Take a Multivitamin: high-quality multivitamin and mineral supplements can cover any shortfalls in your diet, ensuring that you always consume sufficient levels. However, a multivitamin should never replace a healthy, balanced diet. Be sure to choose a high-quality supplement as these provide nutrients in their most bioavailable form, and so make it easier for the body to digest and absorb them.

Try Sea Sources: People in the UK eat 59% less fish than they did 60 years ago - decreasing the consumption of essential omega 3 fatty acids. But we need to be eating more, not less. Sea vegetables such as seaweed are rich in iron, while shellfish are a fantastic source of zinc. Try to eat at least two portions of seafood each week. 

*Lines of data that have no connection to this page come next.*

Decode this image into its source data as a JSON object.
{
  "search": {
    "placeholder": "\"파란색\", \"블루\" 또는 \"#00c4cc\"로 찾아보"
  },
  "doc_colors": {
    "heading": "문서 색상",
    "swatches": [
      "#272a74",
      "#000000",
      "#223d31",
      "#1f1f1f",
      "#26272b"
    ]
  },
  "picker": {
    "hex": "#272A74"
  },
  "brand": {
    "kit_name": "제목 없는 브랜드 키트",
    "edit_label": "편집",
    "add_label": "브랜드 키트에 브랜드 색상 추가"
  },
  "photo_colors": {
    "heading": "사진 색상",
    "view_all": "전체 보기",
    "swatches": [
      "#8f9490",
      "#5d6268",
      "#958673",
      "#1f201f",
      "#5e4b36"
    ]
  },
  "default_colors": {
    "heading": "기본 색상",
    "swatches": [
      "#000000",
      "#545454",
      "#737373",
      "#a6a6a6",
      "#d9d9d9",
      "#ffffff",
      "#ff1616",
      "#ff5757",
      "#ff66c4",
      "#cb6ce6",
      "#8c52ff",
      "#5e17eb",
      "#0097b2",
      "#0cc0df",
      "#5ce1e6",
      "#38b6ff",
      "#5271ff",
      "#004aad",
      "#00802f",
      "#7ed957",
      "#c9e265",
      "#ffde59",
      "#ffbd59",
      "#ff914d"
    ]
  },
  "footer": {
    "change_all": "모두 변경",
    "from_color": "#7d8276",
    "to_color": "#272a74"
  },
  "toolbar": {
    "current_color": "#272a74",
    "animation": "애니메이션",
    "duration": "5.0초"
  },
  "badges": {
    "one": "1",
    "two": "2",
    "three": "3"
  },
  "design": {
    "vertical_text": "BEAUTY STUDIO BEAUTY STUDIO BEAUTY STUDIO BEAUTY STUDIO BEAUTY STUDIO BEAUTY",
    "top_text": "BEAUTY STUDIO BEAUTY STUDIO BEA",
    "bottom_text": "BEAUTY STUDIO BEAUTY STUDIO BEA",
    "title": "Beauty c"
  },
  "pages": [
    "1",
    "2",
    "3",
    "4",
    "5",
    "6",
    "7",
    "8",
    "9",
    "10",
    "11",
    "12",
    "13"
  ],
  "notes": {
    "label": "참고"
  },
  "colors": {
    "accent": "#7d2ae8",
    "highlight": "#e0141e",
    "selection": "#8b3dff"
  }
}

Go Organic: The bulky manures used to grow organic crops originate from living things and have been broken down by decomposing microorganisms. As a result, they help to improve soil quality and the nutritional content of food. 

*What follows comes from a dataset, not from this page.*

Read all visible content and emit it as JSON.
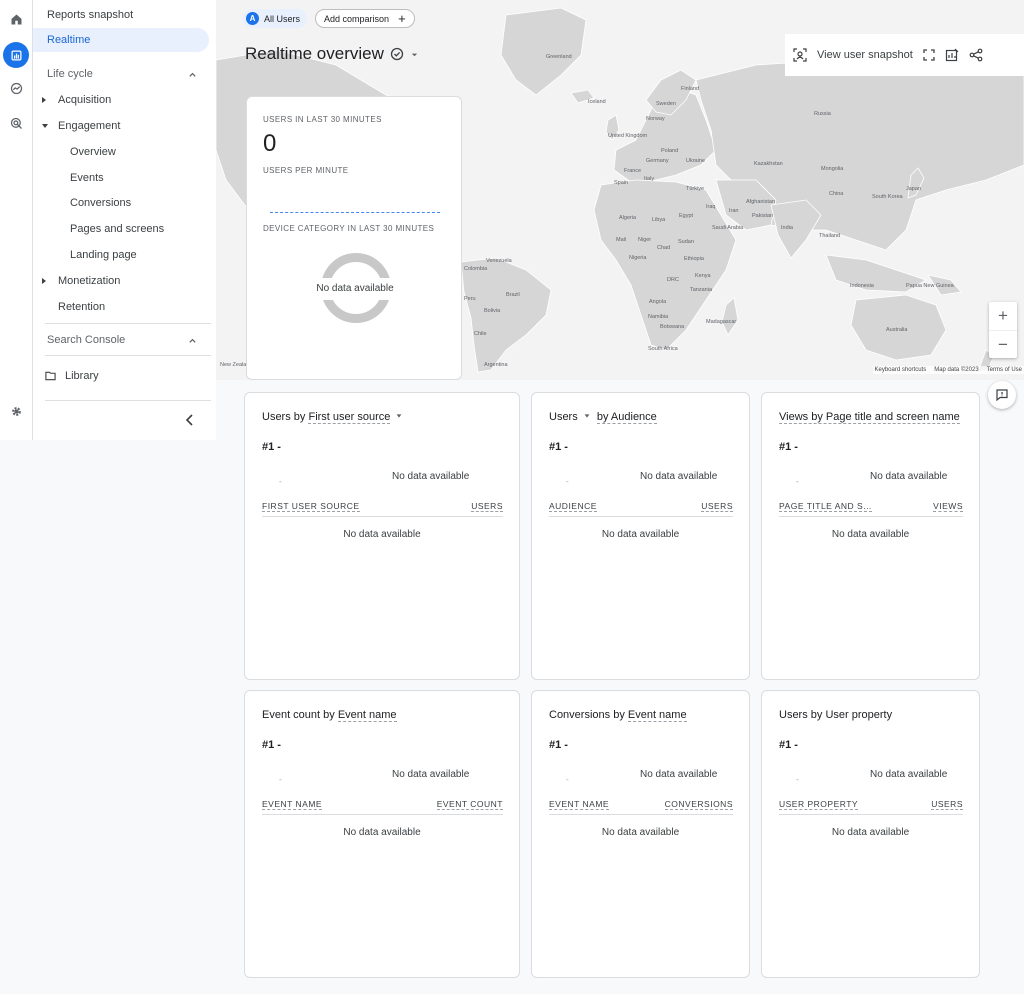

Grow Your Own: The soil in your garden or allotment is likely to be richer than over-farmed agriculture land. You may not be able to grow enough produce to cover all your needs, but the foods you do grow will likely be incredibly nutritious and superior to supermarket food. 

Reduce Intake of Cereal Grains: Grains are heavily reliant on artificial fertilisers and so have a low nutritional content and are the worst offenders for degrading the soil. The three most commonly consumed grains are wheat, rice and corn, which have become staple foods around the world and are also used to fatten up livestock. Arguably, grains shouldn’t be avoided completely, but you should opt for whole grains rather than refined grains. Whole grains contain fibre, B vitamins, manganese and selenium, whereas refined grains are nutrient poor and sometimes need to be fortified with iron, folate or b vitamins to replace those lost during processing.

David Thomas (2007) ‘The Mineral Depletion of Foods Available to Us as A Nation (1940–2002) – A Review of the 6th Edition of McCance and Widdowson’, Nutrition and Health, 2007, Vol. 19, pp. 21–55